*Entries supplied*.

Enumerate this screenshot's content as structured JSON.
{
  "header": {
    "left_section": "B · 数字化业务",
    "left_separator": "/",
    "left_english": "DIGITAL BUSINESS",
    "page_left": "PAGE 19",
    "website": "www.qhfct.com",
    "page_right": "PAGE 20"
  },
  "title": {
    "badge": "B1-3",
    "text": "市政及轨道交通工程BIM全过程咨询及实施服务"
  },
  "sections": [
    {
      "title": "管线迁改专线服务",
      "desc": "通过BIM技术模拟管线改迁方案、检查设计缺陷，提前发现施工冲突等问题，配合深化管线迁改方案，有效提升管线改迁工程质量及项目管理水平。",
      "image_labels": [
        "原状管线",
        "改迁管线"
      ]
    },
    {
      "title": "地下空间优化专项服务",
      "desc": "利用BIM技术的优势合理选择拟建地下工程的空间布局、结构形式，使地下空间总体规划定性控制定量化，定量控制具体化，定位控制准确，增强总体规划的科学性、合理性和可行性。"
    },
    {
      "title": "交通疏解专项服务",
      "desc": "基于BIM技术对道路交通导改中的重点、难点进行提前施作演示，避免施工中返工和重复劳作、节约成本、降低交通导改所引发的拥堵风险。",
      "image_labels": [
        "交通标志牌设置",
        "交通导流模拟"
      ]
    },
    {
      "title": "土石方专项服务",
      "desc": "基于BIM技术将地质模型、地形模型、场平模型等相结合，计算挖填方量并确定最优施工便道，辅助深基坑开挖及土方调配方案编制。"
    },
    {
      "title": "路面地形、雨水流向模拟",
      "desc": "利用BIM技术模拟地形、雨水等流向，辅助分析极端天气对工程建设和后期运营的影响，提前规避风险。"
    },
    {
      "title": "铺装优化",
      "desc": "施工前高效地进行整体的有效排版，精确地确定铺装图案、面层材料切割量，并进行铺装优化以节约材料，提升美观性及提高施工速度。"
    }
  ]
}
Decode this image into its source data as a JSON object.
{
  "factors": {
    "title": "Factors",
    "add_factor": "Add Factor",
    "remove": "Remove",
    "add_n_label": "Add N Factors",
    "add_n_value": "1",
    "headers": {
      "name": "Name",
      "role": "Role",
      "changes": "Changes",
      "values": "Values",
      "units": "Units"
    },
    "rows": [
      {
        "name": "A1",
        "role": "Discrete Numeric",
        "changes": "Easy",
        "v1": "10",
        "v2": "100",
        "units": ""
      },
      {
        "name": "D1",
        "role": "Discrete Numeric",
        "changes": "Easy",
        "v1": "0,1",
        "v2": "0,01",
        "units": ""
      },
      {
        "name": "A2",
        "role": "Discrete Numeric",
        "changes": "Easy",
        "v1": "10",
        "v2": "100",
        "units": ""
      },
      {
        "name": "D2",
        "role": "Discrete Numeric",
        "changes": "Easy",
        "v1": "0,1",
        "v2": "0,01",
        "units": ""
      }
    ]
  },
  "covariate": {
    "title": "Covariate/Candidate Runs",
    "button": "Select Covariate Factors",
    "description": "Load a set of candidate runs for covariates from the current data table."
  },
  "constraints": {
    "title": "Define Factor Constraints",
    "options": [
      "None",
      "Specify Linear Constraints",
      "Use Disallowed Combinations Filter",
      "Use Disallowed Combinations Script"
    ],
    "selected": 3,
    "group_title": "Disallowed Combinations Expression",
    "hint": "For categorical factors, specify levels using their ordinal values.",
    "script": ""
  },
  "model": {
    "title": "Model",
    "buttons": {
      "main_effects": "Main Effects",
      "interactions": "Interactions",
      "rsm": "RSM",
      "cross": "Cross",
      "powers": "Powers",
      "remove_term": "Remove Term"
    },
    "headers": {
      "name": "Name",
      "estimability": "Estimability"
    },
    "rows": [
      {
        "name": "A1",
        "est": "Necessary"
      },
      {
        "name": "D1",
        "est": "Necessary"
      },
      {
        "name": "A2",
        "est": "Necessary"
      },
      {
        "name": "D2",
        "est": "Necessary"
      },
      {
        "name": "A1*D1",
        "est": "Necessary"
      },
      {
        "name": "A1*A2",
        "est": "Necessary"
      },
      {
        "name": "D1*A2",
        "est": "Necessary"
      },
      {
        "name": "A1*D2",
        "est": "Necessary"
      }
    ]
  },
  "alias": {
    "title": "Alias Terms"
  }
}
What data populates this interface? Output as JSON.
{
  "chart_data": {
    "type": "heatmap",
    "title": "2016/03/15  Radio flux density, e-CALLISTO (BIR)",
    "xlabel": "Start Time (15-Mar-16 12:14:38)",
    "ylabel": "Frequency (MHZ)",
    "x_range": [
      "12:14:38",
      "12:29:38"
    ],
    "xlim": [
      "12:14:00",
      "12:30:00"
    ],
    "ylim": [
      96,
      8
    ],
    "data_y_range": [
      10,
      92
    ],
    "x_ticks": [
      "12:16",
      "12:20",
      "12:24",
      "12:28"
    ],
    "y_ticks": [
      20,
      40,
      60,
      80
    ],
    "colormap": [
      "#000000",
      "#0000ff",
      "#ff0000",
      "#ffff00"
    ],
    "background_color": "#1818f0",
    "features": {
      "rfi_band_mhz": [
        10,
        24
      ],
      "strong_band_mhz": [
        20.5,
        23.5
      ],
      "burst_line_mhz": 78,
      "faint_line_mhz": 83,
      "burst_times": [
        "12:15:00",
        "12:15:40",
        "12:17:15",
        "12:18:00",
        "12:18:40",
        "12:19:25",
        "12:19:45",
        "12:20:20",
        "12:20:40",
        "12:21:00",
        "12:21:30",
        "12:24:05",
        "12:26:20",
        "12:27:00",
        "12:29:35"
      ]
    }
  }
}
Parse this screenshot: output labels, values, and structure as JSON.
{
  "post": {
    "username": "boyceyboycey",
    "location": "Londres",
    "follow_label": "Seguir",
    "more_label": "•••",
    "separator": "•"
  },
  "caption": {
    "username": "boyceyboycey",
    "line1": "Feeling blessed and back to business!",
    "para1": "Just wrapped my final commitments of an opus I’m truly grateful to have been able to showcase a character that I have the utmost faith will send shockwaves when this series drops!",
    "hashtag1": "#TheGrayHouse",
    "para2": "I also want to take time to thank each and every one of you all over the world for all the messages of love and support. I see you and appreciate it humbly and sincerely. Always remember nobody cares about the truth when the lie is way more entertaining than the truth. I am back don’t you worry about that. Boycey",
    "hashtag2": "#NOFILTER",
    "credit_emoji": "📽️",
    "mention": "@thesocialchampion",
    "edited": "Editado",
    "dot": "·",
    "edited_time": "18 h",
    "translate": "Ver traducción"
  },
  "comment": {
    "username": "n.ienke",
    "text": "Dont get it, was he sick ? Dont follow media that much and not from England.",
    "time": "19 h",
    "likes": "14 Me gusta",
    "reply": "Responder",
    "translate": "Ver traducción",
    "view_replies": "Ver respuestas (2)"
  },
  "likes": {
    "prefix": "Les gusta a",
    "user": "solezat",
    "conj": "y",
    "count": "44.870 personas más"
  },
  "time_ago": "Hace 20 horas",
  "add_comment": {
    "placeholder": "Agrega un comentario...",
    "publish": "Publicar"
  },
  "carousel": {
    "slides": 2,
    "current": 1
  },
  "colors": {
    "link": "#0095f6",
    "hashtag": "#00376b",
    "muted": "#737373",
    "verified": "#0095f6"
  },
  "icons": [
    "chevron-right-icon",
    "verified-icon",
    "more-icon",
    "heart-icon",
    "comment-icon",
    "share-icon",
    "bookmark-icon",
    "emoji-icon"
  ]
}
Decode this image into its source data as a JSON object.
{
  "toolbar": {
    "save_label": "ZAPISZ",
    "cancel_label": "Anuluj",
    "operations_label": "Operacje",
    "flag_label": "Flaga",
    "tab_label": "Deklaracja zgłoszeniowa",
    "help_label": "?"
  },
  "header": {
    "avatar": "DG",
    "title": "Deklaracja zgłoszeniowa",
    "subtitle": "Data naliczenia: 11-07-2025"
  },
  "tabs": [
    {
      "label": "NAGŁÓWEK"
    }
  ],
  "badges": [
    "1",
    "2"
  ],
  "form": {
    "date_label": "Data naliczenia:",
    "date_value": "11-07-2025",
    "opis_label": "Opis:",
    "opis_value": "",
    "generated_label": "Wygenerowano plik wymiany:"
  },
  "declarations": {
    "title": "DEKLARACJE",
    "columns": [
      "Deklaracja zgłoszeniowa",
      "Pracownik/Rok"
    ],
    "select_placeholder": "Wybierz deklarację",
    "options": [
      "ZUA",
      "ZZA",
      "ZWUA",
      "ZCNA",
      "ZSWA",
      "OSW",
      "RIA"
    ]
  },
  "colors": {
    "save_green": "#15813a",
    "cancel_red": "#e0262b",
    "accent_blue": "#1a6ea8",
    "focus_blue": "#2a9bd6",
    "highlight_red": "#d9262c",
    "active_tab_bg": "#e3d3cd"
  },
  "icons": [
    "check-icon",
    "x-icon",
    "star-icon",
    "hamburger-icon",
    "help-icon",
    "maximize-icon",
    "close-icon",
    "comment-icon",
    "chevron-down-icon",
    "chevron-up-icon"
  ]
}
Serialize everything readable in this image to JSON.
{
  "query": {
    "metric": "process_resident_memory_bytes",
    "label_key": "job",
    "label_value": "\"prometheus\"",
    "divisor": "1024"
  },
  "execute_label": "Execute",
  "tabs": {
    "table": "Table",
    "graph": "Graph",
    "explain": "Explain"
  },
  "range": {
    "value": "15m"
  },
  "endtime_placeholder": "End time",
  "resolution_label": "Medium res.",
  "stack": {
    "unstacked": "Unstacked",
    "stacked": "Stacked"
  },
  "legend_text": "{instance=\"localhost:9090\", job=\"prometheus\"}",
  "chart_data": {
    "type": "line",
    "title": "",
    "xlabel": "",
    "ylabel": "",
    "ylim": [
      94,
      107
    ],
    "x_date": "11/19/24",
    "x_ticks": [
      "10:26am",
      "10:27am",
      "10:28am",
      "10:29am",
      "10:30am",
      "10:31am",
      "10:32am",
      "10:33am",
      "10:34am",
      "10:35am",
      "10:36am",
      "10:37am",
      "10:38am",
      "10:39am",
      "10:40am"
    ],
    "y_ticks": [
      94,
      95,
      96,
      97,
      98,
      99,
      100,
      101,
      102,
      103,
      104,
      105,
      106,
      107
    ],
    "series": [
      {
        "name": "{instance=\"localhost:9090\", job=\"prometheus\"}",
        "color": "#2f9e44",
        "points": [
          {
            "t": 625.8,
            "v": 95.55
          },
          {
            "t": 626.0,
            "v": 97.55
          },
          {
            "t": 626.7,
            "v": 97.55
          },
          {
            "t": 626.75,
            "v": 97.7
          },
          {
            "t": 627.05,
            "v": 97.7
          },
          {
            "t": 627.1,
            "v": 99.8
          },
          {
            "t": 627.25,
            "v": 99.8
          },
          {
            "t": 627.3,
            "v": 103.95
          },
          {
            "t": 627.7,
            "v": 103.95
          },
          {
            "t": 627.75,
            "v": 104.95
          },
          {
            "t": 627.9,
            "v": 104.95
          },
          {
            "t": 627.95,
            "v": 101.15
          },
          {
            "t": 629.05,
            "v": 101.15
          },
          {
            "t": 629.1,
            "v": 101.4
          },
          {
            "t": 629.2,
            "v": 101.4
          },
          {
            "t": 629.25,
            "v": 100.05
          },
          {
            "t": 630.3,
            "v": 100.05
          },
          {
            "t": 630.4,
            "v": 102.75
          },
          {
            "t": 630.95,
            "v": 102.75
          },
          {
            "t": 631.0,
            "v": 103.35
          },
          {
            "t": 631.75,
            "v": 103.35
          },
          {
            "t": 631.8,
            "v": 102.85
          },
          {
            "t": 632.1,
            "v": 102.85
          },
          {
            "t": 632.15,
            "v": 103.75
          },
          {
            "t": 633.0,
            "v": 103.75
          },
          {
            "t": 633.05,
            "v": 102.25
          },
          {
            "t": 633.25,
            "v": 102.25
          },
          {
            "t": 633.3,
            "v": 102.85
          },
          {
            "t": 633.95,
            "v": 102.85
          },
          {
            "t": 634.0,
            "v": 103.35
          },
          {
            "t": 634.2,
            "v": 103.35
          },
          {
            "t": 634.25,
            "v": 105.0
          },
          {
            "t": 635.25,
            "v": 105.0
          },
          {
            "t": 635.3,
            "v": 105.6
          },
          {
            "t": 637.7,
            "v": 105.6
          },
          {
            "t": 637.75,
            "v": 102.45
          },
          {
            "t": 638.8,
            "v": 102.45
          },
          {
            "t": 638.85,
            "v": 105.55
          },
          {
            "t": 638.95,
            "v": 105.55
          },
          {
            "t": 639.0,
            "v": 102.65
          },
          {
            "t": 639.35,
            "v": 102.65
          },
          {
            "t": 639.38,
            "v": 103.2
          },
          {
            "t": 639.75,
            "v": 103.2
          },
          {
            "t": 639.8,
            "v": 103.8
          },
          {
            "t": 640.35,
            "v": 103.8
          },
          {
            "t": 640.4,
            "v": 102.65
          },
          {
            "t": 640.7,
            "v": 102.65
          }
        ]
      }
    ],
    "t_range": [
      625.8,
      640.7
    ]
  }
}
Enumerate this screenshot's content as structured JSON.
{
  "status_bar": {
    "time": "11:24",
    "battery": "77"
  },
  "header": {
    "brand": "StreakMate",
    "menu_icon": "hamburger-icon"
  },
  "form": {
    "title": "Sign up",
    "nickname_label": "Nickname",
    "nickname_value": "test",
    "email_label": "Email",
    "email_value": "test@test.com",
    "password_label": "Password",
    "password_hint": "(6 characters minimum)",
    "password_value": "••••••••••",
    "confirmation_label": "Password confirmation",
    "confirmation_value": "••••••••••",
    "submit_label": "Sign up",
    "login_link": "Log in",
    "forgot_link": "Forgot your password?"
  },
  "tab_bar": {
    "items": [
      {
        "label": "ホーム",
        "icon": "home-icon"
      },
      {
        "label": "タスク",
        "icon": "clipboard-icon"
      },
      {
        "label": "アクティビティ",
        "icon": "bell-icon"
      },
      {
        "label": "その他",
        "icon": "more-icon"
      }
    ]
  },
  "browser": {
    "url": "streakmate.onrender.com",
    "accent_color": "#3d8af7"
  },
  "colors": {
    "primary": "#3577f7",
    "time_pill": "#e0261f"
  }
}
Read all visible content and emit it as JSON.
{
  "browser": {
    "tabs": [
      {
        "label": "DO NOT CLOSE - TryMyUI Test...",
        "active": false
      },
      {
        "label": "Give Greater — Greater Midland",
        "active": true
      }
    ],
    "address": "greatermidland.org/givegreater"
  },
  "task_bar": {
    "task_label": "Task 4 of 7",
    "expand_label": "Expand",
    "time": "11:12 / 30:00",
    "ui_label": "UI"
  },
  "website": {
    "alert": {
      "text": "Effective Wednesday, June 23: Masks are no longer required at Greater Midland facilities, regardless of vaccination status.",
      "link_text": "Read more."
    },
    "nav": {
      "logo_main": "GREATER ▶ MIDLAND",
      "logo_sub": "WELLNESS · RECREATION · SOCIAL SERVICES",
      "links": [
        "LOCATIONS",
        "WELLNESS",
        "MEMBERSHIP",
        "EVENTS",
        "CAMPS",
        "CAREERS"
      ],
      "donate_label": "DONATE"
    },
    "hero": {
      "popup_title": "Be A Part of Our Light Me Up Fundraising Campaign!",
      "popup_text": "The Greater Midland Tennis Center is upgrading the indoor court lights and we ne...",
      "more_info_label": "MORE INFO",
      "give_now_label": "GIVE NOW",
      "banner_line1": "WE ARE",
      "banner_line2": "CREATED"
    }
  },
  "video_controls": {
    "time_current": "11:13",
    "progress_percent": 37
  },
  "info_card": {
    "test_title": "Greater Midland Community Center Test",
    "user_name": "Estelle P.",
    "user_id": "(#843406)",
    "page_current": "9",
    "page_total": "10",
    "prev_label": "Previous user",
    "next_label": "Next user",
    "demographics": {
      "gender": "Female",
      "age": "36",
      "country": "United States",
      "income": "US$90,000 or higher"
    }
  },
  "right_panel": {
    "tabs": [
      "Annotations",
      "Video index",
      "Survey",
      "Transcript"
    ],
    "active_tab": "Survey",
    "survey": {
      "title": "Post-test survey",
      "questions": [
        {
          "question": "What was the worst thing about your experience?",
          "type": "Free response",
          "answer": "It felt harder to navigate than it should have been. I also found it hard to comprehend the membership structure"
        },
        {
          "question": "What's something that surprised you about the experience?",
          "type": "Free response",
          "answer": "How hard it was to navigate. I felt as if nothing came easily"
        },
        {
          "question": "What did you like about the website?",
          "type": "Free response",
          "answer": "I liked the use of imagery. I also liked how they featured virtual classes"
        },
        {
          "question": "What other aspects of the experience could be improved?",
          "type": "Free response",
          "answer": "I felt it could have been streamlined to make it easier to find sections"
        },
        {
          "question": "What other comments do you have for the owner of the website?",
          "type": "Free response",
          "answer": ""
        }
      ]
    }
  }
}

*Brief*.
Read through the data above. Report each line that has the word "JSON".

*Solution*.
Enumerate this screenshot's content as structured JSON.
Decode this image into its source data as a JSON object.
What data populates this interface? Output as JSON.
Parse this screenshot: output labels, values, and structure as JSON.
Decode this image into its source data as a JSON object.
Serialize everything readable in this image to JSON.
Enumerate this screenshot's content as structured JSON.
Read all visible content and emit it as JSON.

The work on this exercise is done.